RECORDS PROVIDED
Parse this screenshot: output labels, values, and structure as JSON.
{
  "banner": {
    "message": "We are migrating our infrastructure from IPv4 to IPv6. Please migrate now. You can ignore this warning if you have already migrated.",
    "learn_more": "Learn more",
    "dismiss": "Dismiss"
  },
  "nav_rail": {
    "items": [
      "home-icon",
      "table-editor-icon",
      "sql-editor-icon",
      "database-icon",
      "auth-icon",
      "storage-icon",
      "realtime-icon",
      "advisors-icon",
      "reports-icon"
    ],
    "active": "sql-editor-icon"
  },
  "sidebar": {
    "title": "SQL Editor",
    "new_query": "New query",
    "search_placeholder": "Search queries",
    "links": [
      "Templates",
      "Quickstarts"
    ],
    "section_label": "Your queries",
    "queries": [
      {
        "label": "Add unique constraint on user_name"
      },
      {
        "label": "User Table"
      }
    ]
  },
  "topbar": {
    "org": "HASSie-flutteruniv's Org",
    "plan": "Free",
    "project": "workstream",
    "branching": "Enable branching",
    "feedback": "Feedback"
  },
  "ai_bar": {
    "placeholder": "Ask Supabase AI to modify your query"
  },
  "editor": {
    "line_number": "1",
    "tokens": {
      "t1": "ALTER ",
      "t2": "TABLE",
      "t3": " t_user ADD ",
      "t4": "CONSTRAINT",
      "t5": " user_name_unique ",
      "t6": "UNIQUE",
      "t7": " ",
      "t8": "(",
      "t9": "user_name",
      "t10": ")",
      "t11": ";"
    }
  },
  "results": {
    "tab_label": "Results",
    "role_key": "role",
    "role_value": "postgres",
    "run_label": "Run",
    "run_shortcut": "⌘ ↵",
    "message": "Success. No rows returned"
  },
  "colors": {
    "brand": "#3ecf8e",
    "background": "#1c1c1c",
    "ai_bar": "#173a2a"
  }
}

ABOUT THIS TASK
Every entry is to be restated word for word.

SOLUTION TO THIS PROBLEM
Parse this screenshot: output labels, values, and structure as JSON.
{
  "banner": {
    "message": "We are migrating our infrastructure from IPv4 to IPv6. Please migrate now. You can ignore this warning if you have already migrated.",
    "learn_more": "Learn more",
    "dismiss": "Dismiss"
  },
  "nav_rail": {
    "items": [
      "home-icon",
      "table-editor-icon",
      "sql-editor-icon",
      "database-icon",
      "auth-icon",
      "storage-icon",
      "realtime-icon",
      "advisors-icon",
      "reports-icon"
    ],
    "active": "sql-editor-icon"
  },
  "sidebar": {
    "title": "SQL Editor",
    "new_query": "New query",
    "search_placeholder": "Search queries",
    "links": [
      "Templates",
      "Quickstarts"
    ],
    "section_label": "Your queries",
    "queries": [
      {
        "label": "Add unique constraint on user_name"
      },
      {
        "label": "User Table"
      }
    ]
  },
  "topbar": {
    "org": "HASSie-flutteruniv's Org",
    "plan": "Free",
    "project": "workstream",
    "branching": "Enable branching",
    "feedback": "Feedback"
  },
  "ai_bar": {
    "placeholder": "Ask Supabase AI to modify your query"
  },
  "editor": {
    "line_number": "1",
    "tokens": {
      "t1": "ALTER ",
      "t2": "TABLE",
      "t3": " t_user ADD ",
      "t4": "CONSTRAINT",
      "t5": " user_name_unique ",
      "t6": "UNIQUE",
      "t7": " ",
      "t8": "(",
      "t9": "user_name",
      "t10": ")",
      "t11": ";"
    }
  },
  "results": {
    "tab_label": "Results",
    "role_key": "role",
    "role_value": "postgres",
    "run_label": "Run",
    "run_shortcut": "⌘ ↵",
    "message": "Success. No rows returned"
  },
  "colors": {
    "brand": "#3ecf8e",
    "background": "#1c1c1c",
    "ai_bar": "#173a2a"
  }
}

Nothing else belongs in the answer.